Over the last couple of issues we've been taking an in depth look at a number of the by-product feeds that are available to the cattleman as part of his feeding and supplementation program. A key factor to remember is that there are no perfect feeds or ingredients but that several should be used together to develop the best possible nutritional program.
This being said, it must be noted that research and experience has shown that some ingredients can be used in greater proportions of the animal's total diet than others. Table 1 illustrates this fact by providing suggested inclusion levels of quite a number of ingredients in the animals daily feeding program.
|Table 1. Suggested Limits for Feeds in Beef Rations.
Table adapted from Gill, et al., UT Beef and Forage Field Day Proceedings, 1999.
As noted these are suggested levels and should be used as a rule of thumb when developing a feeding and supplementation program.
On to Bigger and Better Things
As in the past issues, let's take a look at a couple of more by-product feeds that have become valuable members of the feed industry's list of useful ingredients.
Hominy feed is a by-product from the manufacture of pearl hominy, hominy grits or table meal from corn. It is similar in appearance to ground corn, has slightly more energy and protein, and has similar feeding characteristics. It contains the corn bran, germ, and some of the starchy portion of the corn kernel resulting from the production of de-germed corn meal for human consumption. It is about equal to ground corn in feeding value and is very palatable to livestock. Levels of 50 percent or more of the concentrate mix have been used successfully in cattle rations. In complete feedlot rations, as high as 70 percent has been fed successfully but a 10 to 15 percent level is more common. Normally, hominy feed contains 6 percent or more of fat. When part of the fat is removed, the resulting low fat hominy feed is somewhat lower in energy value. However, both forms are good energy sources and have higher protein levels than in the corn grains from which they were produced. Table 2 below illustrates more of the nutrient values commonly found in hominy.
Hominy should be analyzed for its fat content, which can vary considerably due to the type of manufacturing process. As fat content drops, so does the level of Total Digestible Nutrients (TDN). For example, hominy containing 1.5 percent fat will have 82 percent TDN.
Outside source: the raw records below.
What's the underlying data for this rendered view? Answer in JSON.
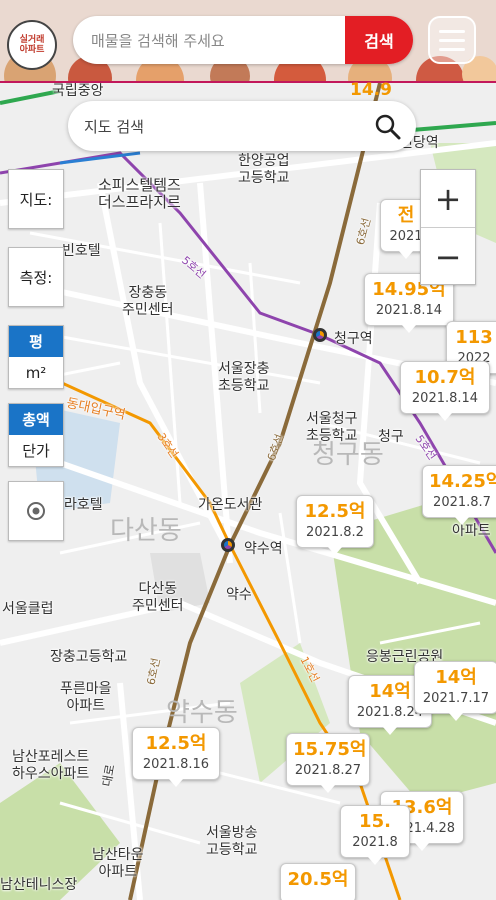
{
  "header": {
    "logo_text": "실거래\n아파트",
    "search_placeholder": "매물을 검색해 주세요",
    "search_button": "검색",
    "top_strip_price": "14.9"
  },
  "map_search": {
    "placeholder": "지도 검색"
  },
  "controls": {
    "map_label": "지도:",
    "measure_label": "측정:",
    "unit_on": "평",
    "unit_off": "m²",
    "price_on": "총액",
    "price_off": "단가",
    "zoom_in": "+",
    "zoom_out": "−"
  },
  "map_labels": {
    "l01": "국립중앙",
    "l02": "신당역",
    "l03": "한양공업\n고등학교",
    "l04": "소피스텔템즈\n더스프라지르",
    "l05": "빈호텔",
    "l06": "장충동\n주민센터",
    "l07": "청구역",
    "l08": "서울장충\n초등학교",
    "l09": "서울청구\n초등학교",
    "l10": "청구",
    "l11": "청구동",
    "l12": "동대입구역",
    "l13": "라호텔",
    "l14": "가온도서관",
    "l15": "다산동",
    "l16": "약수역",
    "l17": "다산동\n주민센터",
    "l18": "약수",
    "l19": "서울클럽",
    "l20": "장충고등학교",
    "l21": "푸른마을\n아파트",
    "l22": "응봉근린공원",
    "l23": "약수동",
    "l24": "남산포레스트\n하우스아파트",
    "l25": "서울방송\n고등학교",
    "l26": "남산타운\n아파트",
    "l27": "남산테니스장",
    "l28": "아파트",
    "l29": "대로",
    "l30": "6호선",
    "l31": "5호선",
    "l32": "6호선",
    "l33": "5호선",
    "l34": "6호선",
    "l35": "3호선",
    "l36": "1호선"
  },
  "price_pins": [
    {
      "price": "전",
      "date": "2021"
    },
    {
      "price": "14.95억",
      "date": "2021.8.14"
    },
    {
      "price": "113",
      "date": "2022"
    },
    {
      "price": "10.7억",
      "date": "2021.8.14"
    },
    {
      "price": "14.25억",
      "date": "2021.8.7"
    },
    {
      "price": "12.5억",
      "date": "2021.8.2"
    },
    {
      "price": "14억",
      "date": "2021.8.24"
    },
    {
      "price": "14억",
      "date": "2021.7.17"
    },
    {
      "price": "12.5억",
      "date": "2021.8.16"
    },
    {
      "price": "15.75억",
      "date": "2021.8.27"
    },
    {
      "price": "13.6억",
      "date": "2021.4.28"
    },
    {
      "price": "15.",
      "date": "2021.8"
    },
    {
      "price": "20.5억",
      "date": ""
    }
  ],
  "colors": {
    "brand_red": "#e31e24",
    "line_5": "#8e44ad",
    "line_6": "#b5651d",
    "line_3": "#f39800",
    "toggle_blue": "#1a74c7",
    "price_orange": "#f39800"
  }
}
Suggested feeding rates for hominy are similar to corn grain. However, as noted above, an adjustment may need to be made in the quantity of hominy feed fed due to variations in fat content. Fat content of hominy feed may range between 5 to 12 percent. If the ration has other fat containing feeds such as whole soybeans or whole cottonseed, then it may be necessary to limit the quantity of hominy fed to avoid high levels of added fat in the total ration. All in all, hominy is a palatable feedstuff and is normally safe to feed in large quantities and can be included in the grain mixture at high levels.
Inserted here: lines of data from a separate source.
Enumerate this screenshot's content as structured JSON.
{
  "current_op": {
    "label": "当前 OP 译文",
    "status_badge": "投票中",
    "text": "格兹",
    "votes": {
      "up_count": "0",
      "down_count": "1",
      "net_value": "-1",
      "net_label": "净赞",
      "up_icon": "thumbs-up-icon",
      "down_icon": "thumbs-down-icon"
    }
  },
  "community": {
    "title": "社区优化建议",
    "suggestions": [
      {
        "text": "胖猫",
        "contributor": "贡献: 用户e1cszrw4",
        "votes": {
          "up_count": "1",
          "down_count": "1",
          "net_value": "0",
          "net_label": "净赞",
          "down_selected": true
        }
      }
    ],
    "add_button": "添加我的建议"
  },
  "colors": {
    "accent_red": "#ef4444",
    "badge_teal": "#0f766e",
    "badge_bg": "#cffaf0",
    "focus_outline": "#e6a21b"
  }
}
One of the primary products available to the feed industry from the distilling industry is dried distillers grains (DDG) or dried distillers grains plus solubles (DDGS). These grains are commonly produced using corn, milo, rye, or barley as the base feed for the fermentation process. The primary grain is used to name the resulting product. As an example, corn distillers grains would be produced from a fermentation in which corn was the primary grain used. Some variation does exist in the distillers grains produced from the different base components and the exact nutrient content should be considered when purchasing a given product. Table 3 provides some basic nutrient data for Corn Distillers Grains.
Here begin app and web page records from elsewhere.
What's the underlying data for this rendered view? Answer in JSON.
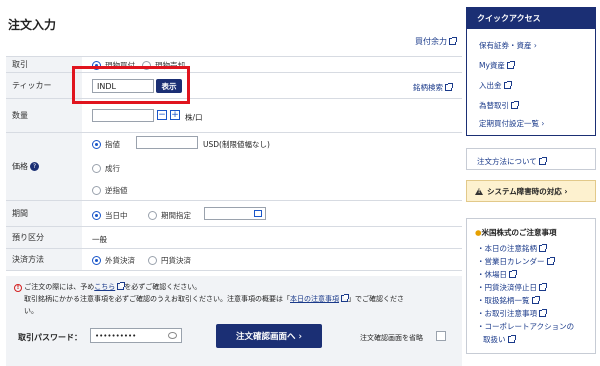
{
  "page_title": "注文入力",
  "buying_power_link": "買付余力",
  "form": {
    "trade": {
      "label": "取引",
      "opt1": "現物買付",
      "opt2": "現物売却"
    },
    "ticker": {
      "label": "ティッカー",
      "value": "INDL",
      "show_button": "表示",
      "search_link": "銘柄検索"
    },
    "quantity": {
      "label": "数量",
      "unit": "株/口",
      "minus": "−",
      "plus": "+"
    },
    "price": {
      "label": "価格",
      "limit": "指値",
      "limit_note": "USD(制限値幅なし)",
      "market": "成行",
      "stop": "逆指値"
    },
    "term": {
      "label": "期間",
      "today": "当日中",
      "specify": "期間指定"
    },
    "custody": {
      "label": "預り区分",
      "value": "一般"
    },
    "settlement": {
      "label": "決済方法",
      "foreign": "外貨決済",
      "yen": "円貨決済"
    }
  },
  "notice": {
    "line1_a": "ご注文の際には、予め",
    "line1_link": "こちら",
    "line1_b": "を必ずご確認ください。",
    "line2_a": "取引銘柄にかかる注意事項を必ずご確認のうえお取引ください。注意事項の概要は「",
    "line2_link": "本日の注意事項",
    "line2_b": "」でご確認くださ",
    "line3": "い。"
  },
  "password": {
    "label": "取引パスワード：",
    "value": "••••••••••"
  },
  "confirm_button": "注文確認画面へ ›",
  "skip_confirm": "注文確認画面を省略",
  "sidebar": {
    "quick_access": {
      "title": "クイックアクセス",
      "items": [
        "保有証券・資産 ›",
        "My資産",
        "入出金",
        "為替取引",
        "定期買付設定一覧 ›"
      ]
    },
    "order_method": "注文方法について",
    "system_alert": "システム障害時の対応 ›",
    "caution": {
      "title": "米国株式のご注意事項",
      "items": [
        "・本日の注意銘柄",
        "・営業日カレンダー",
        "・休場日",
        "・円貨決済停止日",
        "・取扱銘柄一覧",
        "・お取引注意事項",
        "・コーポレートアクションの",
        "取扱い"
      ]
    }
  },
  "colors": {
    "navy": "#1b2f74",
    "link": "#1a3a8a",
    "highlight": "#e0141e",
    "label_bg": "#f1f3f6",
    "alert_bg": "#fdf1cf"
  }
}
A primary factor to consider when evaluating any feedstuff for inclusion in a ration is the variability which may exist in nutrient composition. There are a large number of factors which can influence the nutrient composition of distillers grains. The primary factors which influence composition are type of grain used (as noted above), mash bill, grain quality, grinding procedure, fermentation conditions, drying conditions and the quantity of solubles blended into the fibrous portion of the grains. For example, in a study by Shelford and Tait (1986) it was noted that rye distillers grains were lower in protein and higher in ADF than corn distillers grains. This simply goes to say that feed industry personnel should keep a log of ingredient nutrient composition by supplier to better define the feedstuffs purchased. Producers should request exact nutrient information pertaining to the exact product being purchased at the time of delivery.
One aspect of distillers grains which is of interest to cattle nutritionists is undergraded intake (bypass) protein content. Studies have shown repeatedly that a tentative estimate that the By-pass portion of distillers grains was around 55 percent of the total protein. An important question in utilizing distillers grains as a bypass protein source is the variations which may exist in the protein fractions.
Once again we find more feed ingredients that can be effectively used in the design of a sound nutritional program. An important fact has been brought to light, however. In most by-product type feed ingredients, we see significant variability in the nutrient content as related to the type of base grain used, process used and a host of other variables. It is very important that the producer knows exactly what he is buying and if not that he has the product analyzed to insure appropriate utilization.
Dr. Steve Blezinger is a nutritional and management consultant with an office in Sulphur Springs, TX. He can be contacted at Route 4 Box 89 Sulphur Springs, TX 75482, by phone at (903) 885-7992 or by e-mail at firstname.lastname@example.org.